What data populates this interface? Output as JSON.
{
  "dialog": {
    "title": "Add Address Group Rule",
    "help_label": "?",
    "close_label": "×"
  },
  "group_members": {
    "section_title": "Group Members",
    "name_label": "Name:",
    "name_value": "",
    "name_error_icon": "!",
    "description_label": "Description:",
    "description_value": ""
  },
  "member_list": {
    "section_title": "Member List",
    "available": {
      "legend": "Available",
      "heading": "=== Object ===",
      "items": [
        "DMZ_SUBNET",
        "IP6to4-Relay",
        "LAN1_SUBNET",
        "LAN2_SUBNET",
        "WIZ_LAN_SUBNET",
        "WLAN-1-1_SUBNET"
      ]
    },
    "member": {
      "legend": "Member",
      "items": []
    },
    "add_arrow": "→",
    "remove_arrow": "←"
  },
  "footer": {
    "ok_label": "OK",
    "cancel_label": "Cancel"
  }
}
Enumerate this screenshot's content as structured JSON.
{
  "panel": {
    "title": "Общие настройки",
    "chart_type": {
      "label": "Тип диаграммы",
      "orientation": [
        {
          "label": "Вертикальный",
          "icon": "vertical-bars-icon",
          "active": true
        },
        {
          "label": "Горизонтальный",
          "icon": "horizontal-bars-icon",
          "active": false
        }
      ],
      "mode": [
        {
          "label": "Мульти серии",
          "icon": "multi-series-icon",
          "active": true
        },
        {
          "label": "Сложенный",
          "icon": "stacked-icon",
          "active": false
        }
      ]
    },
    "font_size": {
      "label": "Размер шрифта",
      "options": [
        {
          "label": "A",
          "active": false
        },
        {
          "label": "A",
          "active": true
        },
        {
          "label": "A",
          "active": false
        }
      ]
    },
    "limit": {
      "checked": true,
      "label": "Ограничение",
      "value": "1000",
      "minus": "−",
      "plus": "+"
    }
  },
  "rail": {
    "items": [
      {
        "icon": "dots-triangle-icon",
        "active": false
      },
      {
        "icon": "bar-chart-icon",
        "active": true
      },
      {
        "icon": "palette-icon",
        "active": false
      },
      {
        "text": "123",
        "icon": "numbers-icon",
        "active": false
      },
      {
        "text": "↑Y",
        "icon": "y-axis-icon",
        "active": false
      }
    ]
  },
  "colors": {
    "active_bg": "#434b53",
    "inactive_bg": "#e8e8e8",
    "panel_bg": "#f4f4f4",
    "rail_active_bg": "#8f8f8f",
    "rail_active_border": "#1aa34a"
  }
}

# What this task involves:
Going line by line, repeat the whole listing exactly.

# Finished task:
What data populates this interface? Output as JSON.
{
  "dialog": {
    "title": "Add Address Group Rule",
    "help_label": "?",
    "close_label": "×"
  },
  "group_members": {
    "section_title": "Group Members",
    "name_label": "Name:",
    "name_value": "",
    "name_error_icon": "!",
    "description_label": "Description:",
    "description_value": ""
  },
  "member_list": {
    "section_title": "Member List",
    "available": {
      "legend": "Available",
      "heading": "=== Object ===",
      "items": [
        "DMZ_SUBNET",
        "IP6to4-Relay",
        "LAN1_SUBNET",
        "LAN2_SUBNET",
        "WIZ_LAN_SUBNET",
        "WLAN-1-1_SUBNET"
      ]
    },
    "member": {
      "legend": "Member",
      "items": []
    },
    "add_arrow": "→",
    "remove_arrow": "←"
  },
  "footer": {
    "ok_label": "OK",
    "cancel_label": "Cancel"
  }
}
Enumerate this screenshot's content as structured JSON.
{
  "panel": {
    "title": "Общие настройки",
    "chart_type": {
      "label": "Тип диаграммы",
      "orientation": [
        {
          "label": "Вертикальный",
          "icon": "vertical-bars-icon",
          "active": true
        },
        {
          "label": "Горизонтальный",
          "icon": "horizontal-bars-icon",
          "active": false
        }
      ],
      "mode": [
        {
          "label": "Мульти серии",
          "icon": "multi-series-icon",
          "active": true
        },
        {
          "label": "Сложенный",
          "icon": "stacked-icon",
          "active": false
        }
      ]
    },
    "font_size": {
      "label": "Размер шрифта",
      "options": [
        {
          "label": "A",
          "active": false
        },
        {
          "label": "A",
          "active": true
        },
        {
          "label": "A",
          "active": false
        }
      ]
    },
    "limit": {
      "checked": true,
      "label": "Ограничение",
      "value": "1000",
      "minus": "−",
      "plus": "+"
    }
  },
  "rail": {
    "items": [
      {
        "icon": "dots-triangle-icon",
        "active": false
      },
      {
        "icon": "bar-chart-icon",
        "active": true
      },
      {
        "icon": "palette-icon",
        "active": false
      },
      {
        "text": "123",
        "icon": "numbers-icon",
        "active": false
      },
      {
        "text": "↑Y",
        "icon": "y-axis-icon",
        "active": false
      }
    ]
  },
  "colors": {
    "active_bg": "#434b53",
    "inactive_bg": "#e8e8e8",
    "panel_bg": "#f4f4f4",
    "rail_active_bg": "#8f8f8f",
    "rail_active_border": "#1aa34a"
  }
}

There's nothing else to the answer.